* **EXERCISE DESCRIPTION**: Where does the string "übersetzt" occur in the entries below? Copy every line where it does.

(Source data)
□ □ □ □ □ □ □
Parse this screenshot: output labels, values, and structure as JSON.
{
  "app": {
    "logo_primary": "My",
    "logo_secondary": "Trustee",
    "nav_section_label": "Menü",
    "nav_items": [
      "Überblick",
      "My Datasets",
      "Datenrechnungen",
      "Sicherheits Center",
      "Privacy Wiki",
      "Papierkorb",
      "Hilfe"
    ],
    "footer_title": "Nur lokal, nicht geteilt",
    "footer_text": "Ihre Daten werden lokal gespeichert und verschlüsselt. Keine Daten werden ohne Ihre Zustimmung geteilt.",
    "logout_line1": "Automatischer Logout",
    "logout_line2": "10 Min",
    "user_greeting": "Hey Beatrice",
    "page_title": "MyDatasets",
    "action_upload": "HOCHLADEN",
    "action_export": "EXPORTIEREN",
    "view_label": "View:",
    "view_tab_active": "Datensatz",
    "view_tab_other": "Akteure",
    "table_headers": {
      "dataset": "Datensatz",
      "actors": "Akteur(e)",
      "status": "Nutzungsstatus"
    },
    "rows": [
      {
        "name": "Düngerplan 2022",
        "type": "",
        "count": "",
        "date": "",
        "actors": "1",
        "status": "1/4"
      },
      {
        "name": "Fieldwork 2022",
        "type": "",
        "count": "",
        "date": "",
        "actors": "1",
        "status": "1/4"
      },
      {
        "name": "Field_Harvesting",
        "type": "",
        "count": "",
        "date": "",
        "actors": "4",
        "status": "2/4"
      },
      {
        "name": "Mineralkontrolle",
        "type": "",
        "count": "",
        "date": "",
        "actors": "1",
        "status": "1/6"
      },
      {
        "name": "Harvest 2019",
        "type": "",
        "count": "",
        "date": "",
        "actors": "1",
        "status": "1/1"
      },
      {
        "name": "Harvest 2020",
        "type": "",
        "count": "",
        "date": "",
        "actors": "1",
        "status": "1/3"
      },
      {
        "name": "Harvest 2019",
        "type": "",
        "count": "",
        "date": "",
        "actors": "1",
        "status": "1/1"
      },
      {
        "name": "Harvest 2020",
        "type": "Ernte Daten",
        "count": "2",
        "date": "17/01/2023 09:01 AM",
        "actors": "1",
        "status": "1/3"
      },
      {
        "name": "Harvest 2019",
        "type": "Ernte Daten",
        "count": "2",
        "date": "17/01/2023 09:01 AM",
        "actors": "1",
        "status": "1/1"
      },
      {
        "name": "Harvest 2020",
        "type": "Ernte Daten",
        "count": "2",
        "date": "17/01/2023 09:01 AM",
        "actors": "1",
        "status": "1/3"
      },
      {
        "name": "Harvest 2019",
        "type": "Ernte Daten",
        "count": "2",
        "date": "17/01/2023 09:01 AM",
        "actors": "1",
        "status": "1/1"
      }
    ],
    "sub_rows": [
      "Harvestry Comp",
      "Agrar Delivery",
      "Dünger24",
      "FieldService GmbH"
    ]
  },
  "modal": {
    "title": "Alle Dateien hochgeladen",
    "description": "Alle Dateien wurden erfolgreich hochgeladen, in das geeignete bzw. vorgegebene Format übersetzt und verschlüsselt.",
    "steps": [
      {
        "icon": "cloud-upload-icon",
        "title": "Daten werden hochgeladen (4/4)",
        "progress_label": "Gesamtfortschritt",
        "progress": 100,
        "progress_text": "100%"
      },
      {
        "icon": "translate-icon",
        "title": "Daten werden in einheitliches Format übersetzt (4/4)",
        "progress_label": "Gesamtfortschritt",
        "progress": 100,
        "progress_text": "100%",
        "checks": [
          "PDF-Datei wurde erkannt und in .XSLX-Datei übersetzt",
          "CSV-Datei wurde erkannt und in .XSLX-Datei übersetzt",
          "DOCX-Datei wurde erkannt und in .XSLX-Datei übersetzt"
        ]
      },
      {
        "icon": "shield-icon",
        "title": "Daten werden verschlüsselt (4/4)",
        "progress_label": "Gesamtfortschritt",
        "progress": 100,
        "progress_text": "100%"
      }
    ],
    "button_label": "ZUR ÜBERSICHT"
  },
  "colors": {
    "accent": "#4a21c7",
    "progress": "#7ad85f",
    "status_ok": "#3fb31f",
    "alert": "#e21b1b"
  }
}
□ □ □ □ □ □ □
* **THE ANSWER**:
    "description": "Alle Dateien wurden erfolgreich hochgeladen, in das geeignete bzw. vorgegebene Format übersetzt und verschlüsselt.",
        "title": "Daten werden in einheitliches Format übersetzt (4/4)",
          "PDF-Datei wurde erkannt und in .XSLX-Datei übersetzt",
          "CSV-Datei wurde erkannt und in .XSLX-Datei übersetzt",
          "DOCX-Datei wurde erkannt und in .XSLX-Datei übersetzt"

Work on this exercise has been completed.